The first records of professional lobster fishing in NSW dates back to the 1800’s. This fishery grew after the second world war with the return of ex-servicemen returning to the shores to begin a new career as professional fishers in the industry. At that time the fishery was centred around the northern ports between Evans Head and Crowdy Head, near Taree.
Now, it is more geographically diverse and extends to the Queensland and Victorian borders, but still smaller in size than other fisheries, with a high value. This fishery is managed through Individual Transferable Quota.
Current information on this fishery is available on the NSW DPI website page detailing the NSW Lobster Fishery.
Ocean Hauling Fisheries

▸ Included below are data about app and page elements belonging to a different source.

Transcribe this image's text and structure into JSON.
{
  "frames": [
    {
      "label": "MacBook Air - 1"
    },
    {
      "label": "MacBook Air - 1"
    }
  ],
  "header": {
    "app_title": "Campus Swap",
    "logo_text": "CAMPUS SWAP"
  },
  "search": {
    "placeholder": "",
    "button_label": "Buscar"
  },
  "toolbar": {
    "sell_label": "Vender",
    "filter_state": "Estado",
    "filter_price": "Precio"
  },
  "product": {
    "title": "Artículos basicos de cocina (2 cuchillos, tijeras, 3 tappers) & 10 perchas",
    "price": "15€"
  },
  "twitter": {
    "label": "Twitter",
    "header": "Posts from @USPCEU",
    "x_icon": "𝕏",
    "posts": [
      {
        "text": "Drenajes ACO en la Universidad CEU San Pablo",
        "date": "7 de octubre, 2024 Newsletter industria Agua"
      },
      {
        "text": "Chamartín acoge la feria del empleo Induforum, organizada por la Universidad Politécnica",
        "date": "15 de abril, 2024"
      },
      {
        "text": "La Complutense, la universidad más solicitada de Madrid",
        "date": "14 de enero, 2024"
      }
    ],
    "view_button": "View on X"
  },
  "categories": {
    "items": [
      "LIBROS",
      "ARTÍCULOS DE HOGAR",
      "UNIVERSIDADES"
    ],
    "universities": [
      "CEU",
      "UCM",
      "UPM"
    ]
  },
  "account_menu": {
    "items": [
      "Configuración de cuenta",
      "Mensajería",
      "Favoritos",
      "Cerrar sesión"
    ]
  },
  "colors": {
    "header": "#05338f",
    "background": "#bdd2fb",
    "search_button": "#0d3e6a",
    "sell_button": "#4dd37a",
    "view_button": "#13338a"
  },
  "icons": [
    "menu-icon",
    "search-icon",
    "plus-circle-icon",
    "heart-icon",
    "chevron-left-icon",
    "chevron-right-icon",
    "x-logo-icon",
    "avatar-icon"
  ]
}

One of the first methods carried out on Australian waters by European settlers was seine netting or beach hauling. These methods have been regulated since the mid 1800’s. By the end of the 19th century there were regulations restricting the type, size and use of fishing nets, fishing closures and licensing of fishers and boats.
The ocean hauling fishery became a restricted fishery in 1995 and licensed fishers were able to apply for endorsement in the fishery with eligibility based on their historical participation and ownership of fishing gear.
Up to date information and facts are available on the NSW Government’s page on the Ocean Hauling Fishery.
Ocean Trap and Line Fishery
The NSW ocean trap and line fishery in NSW is a broad method and species fishery that mainly consists of the professional fishing of snapper, yellowtail kingfish, leatherjackets, bonito and trevally.
This fishery has a history in Australia dating back to the 1860s and beyond – when line fishing (handlining) was used to catch fish off sailing boats. This fishery covers the entire NSW coastline.
More information on this fishery, endorsements, monitoring and its management is available on the NDW DPI website at the Ocean Trap & Line Fishery page.
Ocean Trawl Fishery
The NSW Department of Primary Industry recognises two sectors to the NSW Ocean Trawl Fishery: the prawn trawl sector and the fish trawl sector. Both sectors use similar gear, the otter trawl net, and many of the fishers endorsed for fish trawling are also endorsed for prawn trawling.
See the DPI website for more information on NSW’s Ocean Trawl Fishery.
Sea Urchin and Turban Shell
In Australia, commercial fishing for sea urchins occurs in NSW, Victoria, Tasmania, and South Australia. The taking of turban shell commercially is mainly restricted to NSW waters. The NSW Sea Urchin and Turban Shell (SUTS) restricted fishery is relatively small with few divers participating. The main constraint on development in NSW at this time is high processing costs and limited domestic markets
See more information on the Sea Urchin and Turban Shell Restricted Fishery.
From time-to-time individuals and groups express an interest in exploring opportunities to harvest fisheries resources they perceive to be under-utilised in NSW waters, or using unique fishing methods not authorised under the State’s existing Fisheries Management Strategies. This is constantly reviewed and monitored by the NSW DPI.
See here for more information on current NSW Developmental Commercial Fisheries.